Fire Prevention Week began out of a commemoration for the Great Chicago Fire of October 8-9, 1871. Forty years after the legendary blaze, the Fire Marshal's Association of North America decided to use the anniversary as a way to promote fire safety and help prevent another tragic event of this nature from occurring. October 4 marked the first day of Fire Prevention Week in 2015 and employers everywhere can use the heightened focus on fire safety as a great way to educate their staff.
Companywide initiatives to align with Fire Prevention Week
Fire safety should take place year-round, but the enhanced attention it gets from October 4 through 10 can help employers get the message across. By utilizing resources from the National Fire Protection Agency and other groups, employers can prevent their employees, assets and business from suffering as a result of poor fire safety. So what can managers do to spread the word and train their employees?
- Provide emails, pamphlets and handouts detailing safe fire practices and procedures.
- Update any signage as necessary – make sure fire escapes are well-marked, fire escape routes are posted throughout the facility, dangerous equipment or flammable materials are labeled and bilingual signs are used where possible.
- Encourage or offer incentives for completing online training courses or attending classes.
- Offer to cover training for one of the several certifications through the NFPA: Electrical Safety Worker, Electrical Safety Compliance Professional, Fire Protection Specialist, Fire Inspector, or Fire Plan Examiner.
- Invite certified professionals to address employees or send employees to seminars at a different location.
How does this year's theme fit with businesses?

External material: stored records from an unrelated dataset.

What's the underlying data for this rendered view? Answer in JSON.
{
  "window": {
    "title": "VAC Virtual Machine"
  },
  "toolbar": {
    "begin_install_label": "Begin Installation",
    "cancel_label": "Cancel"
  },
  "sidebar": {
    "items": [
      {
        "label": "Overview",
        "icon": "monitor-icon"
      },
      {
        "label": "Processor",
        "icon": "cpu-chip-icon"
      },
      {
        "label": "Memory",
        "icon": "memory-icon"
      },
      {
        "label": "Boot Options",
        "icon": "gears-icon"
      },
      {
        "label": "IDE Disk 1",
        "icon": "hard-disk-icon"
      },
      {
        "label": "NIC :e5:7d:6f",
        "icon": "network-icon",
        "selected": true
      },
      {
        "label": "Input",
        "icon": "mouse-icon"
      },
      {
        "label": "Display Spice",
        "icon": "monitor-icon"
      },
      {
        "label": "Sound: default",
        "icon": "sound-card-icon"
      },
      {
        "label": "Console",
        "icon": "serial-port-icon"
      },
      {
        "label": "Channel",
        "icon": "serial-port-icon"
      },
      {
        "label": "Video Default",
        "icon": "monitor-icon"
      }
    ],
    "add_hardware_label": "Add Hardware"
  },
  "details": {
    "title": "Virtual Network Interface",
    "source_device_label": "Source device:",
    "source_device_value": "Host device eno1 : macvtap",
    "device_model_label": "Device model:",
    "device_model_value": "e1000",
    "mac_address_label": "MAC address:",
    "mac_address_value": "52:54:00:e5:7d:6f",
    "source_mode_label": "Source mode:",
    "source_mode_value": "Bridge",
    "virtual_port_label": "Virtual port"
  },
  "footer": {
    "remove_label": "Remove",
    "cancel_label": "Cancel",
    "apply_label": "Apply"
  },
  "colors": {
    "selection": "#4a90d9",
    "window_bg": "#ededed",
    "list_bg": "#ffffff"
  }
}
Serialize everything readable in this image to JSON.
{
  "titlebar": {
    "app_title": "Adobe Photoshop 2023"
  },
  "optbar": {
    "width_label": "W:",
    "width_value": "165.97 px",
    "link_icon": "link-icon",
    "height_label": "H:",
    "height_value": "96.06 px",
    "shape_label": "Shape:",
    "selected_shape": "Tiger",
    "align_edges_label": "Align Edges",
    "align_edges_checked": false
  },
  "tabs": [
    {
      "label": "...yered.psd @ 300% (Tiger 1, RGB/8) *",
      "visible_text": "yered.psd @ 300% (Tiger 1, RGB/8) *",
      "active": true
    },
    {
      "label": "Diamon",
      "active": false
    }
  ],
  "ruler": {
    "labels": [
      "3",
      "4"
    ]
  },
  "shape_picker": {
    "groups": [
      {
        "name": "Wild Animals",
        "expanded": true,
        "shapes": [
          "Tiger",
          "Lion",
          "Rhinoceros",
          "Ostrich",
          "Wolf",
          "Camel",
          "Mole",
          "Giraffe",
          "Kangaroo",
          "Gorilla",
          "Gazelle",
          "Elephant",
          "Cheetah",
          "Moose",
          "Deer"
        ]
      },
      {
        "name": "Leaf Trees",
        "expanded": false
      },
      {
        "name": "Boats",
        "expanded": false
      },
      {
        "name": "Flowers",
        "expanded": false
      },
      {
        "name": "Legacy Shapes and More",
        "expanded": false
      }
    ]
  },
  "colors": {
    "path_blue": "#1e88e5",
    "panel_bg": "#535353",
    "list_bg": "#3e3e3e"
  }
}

Each year, Fire Prevention Week comes with a theme. For 2015, it's "Hear the beep where you sleep: Every bedroom needs a working smoke alarm." While this may not always apply directly to the workplace, it's still a lesson employers should be quick to impart on employees where possible. After all, every good worker should return to a safe, fire-protected home at the end of the day – and according the NFPA, working smoke detectors cut the risk of dying in a home fire in half. By pushing the importance of a working smoke alarm in the bedroom, employers show they care about their employees outside the office. But this year's theme can still have a bearing on the workplace.
In a broader sense, smoke alarms apply to any room of any building. Even in unlikely areas, stray embers from a cigarette or an electrical appliance malfunction can cause flames and escalate quickly. The U.S. Bureau of Labor Statistics found that 143 workers died from fires in 2011 alone, while the Occupational Safety and Health Administration estimates around 5,000 employees are killed from fires and explosions each year. Smoke alarms don't prevent fires from starting but they play a crucial role in stopping them – especially after hours. An up-to-date, working smoke detector system can send out an automatic notification to the fire department if left unchecked after a certain amount of time. That response could be the difference between some minor damage and a completely destroyed building.
What other measures can employers take to prevent fires?
Fire extinguisher signs, warning labels, electrical safety tags, no smoking signs and other signs are some of the simplest but most effective ways to keep fires from breaking out. Human error can play a role in accidental fires – make sure every employee knows the nature of the area, materials and equipment he or she is working with. Additionally, when fires do occur, signs pointing toward the nearest exit and indicating emergency evacuation routes will be crucial to preventing injury.
But signs are only as useful as the infrastructure in place to support them. Fire extinguishers must be readily accessible and fully-functioning – a business can go years without needing it, but once a fire breaks out, the extinguisher had better be operational. It's also important to create a systematic and efficient evacuation route for the entire facility.
Fire Prevention Week is the perfect time to remind employees of the dangers of poor safety efforts and the importance of staying constantly aware of flammable items. Employers are primarily responsible for ensuring their workforce remains safe, and that means taking fire prevention seriously and using Fire Prevention Week to their advantage.